Figure 1: Forest plots of overall survival (OS) (A and B) and progression-free survival (PFS) (C and D) for patients treated with paclitaxel–carboplatin+bevacizumab versus paclitaxel–carboplatin alone, by age subgroup. CI indicates confidence interval; HR, hazard ratio.
Mentions: The use of bevacizumab was associated with a significant reduction in the risk of death for patients aged below 65 years (hazards ratio [HR], 0.75; 95% confidence interval [CI], 0.62-0.89), 65 to 74 years (HR, 0.80; 95% CI, 0.64-1.00), 70 to 74 years (HR, 0.68; 95% CI, 0.48-0.96), and below 75 years (HR, 0.78; 95% CI, 0.68-0.89) in the pooled population (Fig. 1A). Among the 157 patients aged 75 years or above, the difference in OS was not statistically significant between treatment arms (HR, 1.05; 95% CI, 0.70-1.57). A similar pattern of OS benefit with PC+bevacizumab compared with PC alone was seen across age subgroups when comparing outcomes exclusively in the E4599 trial (Fig. 1B). The unadjusted Kaplan-Meier estimates for OS in the pooled analysis are shown for patients aged below 75 years and 75 years or above in Figure 2.

View Article: PubMed Central - PubMed

ABSTRACT

Patient-level data from 2 phase III studies in patients with previously untreated, advanced-stage, nonsquamous non–small cell lung cancer (NSCLC) were pooled to examine outcomes with bevacizumab and chemotherapy based on age.

Methods:: Data from patients randomized to paclitaxel–carboplatin (PC)+bevacizumab in the Eastern Cooperative Oncology Group 4599 (E4599) and PointBreak studies were pooled and compared with E4599 patients randomized to PC alone. Patients were grouped by age: below 65, 65 to 74, 70 to 74, below 75, and 75 years or above. A multivariable model was used to calculate hazard ratios (HRs) and corresponding 95% confidence intervals (CIs) using time-to-event outcomes. Adverse events (AEs) were assessed by age group in each study.

Results:: The PC+bevacizumab and PC arms comprised 901 and 444 patients, respectively. PC+bevacizumab was associated with significant increases in overall survival relative to PC in patients below 65 years (hazards ratio [HR], 0.75; 95% confidence interval [CI], 0.62-0.89), 65 to 74 years (HR, 0.80; 95% CI, 0.64-1.00), 70 to 74 years (HR, 0.68; 95% CI, 0.48-0.96), and below 75 years (HR, 0.78; 95% CI, 0.68-0.89) but not in those aged 75 years or above (HR, 1.05; 95% CI, 0.70-1.57). Increased incidence of grade ≥3 AEs was reported with PC+bevacizumab versus PC in patients below 75 years (63% vs. 48%; P<0.05) and 75 years or above (81% vs. 56%; P <0.05) in E4599.

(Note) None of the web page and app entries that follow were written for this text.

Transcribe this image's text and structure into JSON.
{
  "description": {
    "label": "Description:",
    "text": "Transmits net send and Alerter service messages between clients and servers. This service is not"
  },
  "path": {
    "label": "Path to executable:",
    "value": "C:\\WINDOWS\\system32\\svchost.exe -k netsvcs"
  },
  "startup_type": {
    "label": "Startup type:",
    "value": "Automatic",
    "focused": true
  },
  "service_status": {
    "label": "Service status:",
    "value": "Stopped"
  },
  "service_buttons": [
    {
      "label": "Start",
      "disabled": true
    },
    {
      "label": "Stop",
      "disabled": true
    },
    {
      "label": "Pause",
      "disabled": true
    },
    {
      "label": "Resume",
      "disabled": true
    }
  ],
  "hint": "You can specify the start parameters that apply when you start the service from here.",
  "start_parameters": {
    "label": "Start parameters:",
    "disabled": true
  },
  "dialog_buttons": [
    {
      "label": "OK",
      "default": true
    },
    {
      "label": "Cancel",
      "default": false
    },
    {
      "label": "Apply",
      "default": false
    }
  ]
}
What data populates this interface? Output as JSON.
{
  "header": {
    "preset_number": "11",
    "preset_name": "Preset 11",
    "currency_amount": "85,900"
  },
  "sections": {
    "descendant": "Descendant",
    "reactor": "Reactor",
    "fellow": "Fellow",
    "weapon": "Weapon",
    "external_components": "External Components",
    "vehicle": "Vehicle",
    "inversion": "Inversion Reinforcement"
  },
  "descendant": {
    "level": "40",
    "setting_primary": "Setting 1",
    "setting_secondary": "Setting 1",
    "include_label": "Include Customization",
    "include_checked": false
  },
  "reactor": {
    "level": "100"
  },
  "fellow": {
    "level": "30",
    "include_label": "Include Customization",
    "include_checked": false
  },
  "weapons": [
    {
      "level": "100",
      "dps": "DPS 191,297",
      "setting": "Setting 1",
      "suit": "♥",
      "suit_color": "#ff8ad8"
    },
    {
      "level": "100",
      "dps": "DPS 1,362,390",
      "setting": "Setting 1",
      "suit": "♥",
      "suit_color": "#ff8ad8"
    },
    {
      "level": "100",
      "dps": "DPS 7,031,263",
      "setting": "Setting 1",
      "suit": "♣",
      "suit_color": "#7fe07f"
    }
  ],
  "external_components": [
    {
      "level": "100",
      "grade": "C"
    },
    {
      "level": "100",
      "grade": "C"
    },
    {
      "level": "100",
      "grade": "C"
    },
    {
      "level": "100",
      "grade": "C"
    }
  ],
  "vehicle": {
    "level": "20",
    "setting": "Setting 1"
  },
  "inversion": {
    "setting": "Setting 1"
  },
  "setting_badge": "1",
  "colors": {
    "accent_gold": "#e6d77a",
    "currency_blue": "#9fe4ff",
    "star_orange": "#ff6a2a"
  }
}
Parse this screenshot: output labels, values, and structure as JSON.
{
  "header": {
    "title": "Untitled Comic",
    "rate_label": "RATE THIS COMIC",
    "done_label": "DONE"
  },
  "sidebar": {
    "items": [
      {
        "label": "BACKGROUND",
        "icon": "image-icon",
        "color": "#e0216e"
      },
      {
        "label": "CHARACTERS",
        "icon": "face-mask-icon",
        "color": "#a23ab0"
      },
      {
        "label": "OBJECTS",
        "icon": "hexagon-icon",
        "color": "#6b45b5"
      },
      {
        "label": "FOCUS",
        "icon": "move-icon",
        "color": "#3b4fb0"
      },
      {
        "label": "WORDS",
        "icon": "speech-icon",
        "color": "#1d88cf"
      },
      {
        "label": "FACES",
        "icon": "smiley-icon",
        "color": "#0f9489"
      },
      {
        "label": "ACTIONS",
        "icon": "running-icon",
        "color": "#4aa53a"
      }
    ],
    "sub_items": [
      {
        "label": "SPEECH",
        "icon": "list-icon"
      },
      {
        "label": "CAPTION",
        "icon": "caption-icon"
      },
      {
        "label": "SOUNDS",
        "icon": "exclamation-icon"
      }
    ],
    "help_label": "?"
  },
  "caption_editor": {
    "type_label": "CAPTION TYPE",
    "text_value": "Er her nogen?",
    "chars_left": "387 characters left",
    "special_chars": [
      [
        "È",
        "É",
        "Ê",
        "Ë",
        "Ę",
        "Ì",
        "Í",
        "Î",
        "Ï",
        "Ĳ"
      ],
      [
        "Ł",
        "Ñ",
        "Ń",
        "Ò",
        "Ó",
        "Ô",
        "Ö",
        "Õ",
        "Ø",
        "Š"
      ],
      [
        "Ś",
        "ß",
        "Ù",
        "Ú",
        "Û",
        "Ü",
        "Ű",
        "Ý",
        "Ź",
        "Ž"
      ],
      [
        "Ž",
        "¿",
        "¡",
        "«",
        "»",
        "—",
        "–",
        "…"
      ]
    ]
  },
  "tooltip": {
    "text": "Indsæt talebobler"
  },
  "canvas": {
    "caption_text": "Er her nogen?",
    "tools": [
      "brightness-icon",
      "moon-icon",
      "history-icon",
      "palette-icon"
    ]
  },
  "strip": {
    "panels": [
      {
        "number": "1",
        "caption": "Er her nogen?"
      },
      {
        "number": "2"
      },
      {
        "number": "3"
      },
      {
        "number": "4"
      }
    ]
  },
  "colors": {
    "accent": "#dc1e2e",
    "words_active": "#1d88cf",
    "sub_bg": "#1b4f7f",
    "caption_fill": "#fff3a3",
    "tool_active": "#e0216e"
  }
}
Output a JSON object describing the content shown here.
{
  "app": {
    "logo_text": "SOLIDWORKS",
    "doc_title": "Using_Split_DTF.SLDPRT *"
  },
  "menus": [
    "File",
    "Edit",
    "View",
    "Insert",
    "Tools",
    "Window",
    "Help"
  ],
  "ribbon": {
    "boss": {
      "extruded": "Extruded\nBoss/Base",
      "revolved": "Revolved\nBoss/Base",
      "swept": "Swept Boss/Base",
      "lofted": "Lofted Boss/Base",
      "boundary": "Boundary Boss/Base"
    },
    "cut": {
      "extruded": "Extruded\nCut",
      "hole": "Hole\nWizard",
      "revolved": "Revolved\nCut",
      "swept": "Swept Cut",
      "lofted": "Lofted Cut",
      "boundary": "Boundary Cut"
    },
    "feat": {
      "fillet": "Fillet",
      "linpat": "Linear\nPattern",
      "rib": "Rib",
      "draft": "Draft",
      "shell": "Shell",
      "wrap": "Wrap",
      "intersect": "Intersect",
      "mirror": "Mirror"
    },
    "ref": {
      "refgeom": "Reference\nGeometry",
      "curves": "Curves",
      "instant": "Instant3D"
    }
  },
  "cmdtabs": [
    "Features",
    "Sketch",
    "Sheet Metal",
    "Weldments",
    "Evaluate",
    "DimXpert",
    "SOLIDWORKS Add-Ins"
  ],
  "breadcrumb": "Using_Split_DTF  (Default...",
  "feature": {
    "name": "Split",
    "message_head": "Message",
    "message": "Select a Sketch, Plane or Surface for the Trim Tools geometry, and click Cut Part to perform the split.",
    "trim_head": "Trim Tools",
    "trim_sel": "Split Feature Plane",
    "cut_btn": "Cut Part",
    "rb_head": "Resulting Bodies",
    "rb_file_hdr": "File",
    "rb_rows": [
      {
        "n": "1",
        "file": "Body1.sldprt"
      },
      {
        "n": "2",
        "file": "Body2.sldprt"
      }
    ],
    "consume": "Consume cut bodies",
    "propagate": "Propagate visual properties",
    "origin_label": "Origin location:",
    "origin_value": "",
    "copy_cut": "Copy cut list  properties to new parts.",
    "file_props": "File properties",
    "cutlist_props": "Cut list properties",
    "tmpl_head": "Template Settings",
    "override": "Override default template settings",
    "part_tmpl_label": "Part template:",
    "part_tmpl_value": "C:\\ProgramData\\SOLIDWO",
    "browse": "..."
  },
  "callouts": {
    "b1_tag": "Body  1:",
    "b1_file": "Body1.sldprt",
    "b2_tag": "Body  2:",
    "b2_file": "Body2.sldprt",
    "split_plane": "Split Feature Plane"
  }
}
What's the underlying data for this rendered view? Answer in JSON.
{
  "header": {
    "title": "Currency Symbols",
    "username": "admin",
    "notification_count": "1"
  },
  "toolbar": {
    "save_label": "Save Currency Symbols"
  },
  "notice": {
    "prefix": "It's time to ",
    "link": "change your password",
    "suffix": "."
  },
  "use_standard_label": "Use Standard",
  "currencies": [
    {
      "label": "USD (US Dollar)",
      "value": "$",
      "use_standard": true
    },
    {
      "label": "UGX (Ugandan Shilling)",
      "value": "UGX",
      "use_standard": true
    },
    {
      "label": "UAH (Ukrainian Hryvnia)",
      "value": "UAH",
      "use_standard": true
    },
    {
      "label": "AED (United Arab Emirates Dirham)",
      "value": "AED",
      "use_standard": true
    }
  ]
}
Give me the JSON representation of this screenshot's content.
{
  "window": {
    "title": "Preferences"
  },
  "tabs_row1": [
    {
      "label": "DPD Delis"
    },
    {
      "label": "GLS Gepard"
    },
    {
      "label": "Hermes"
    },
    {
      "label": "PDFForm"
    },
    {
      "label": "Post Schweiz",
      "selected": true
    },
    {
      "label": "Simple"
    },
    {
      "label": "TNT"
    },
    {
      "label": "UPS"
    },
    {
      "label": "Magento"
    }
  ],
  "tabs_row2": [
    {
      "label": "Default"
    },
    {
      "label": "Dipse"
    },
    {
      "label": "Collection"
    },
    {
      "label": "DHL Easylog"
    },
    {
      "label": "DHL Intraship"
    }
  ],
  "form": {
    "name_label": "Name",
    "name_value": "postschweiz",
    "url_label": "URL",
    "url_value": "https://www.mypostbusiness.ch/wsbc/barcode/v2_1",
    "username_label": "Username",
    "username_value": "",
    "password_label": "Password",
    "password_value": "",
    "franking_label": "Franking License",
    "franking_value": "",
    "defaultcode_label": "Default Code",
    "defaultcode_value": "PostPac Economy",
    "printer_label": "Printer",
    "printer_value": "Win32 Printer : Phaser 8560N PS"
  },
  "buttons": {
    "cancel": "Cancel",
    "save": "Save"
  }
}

Conclusions:: This analysis suggests that the survival benefits associated with PC+bevacizumab extend to patient subgroups below 75 years with advanced-stage NSCLC; no benefit, however, was observed for bevacizumab-eligible patients who were 75 years or above.

No MeSH data available.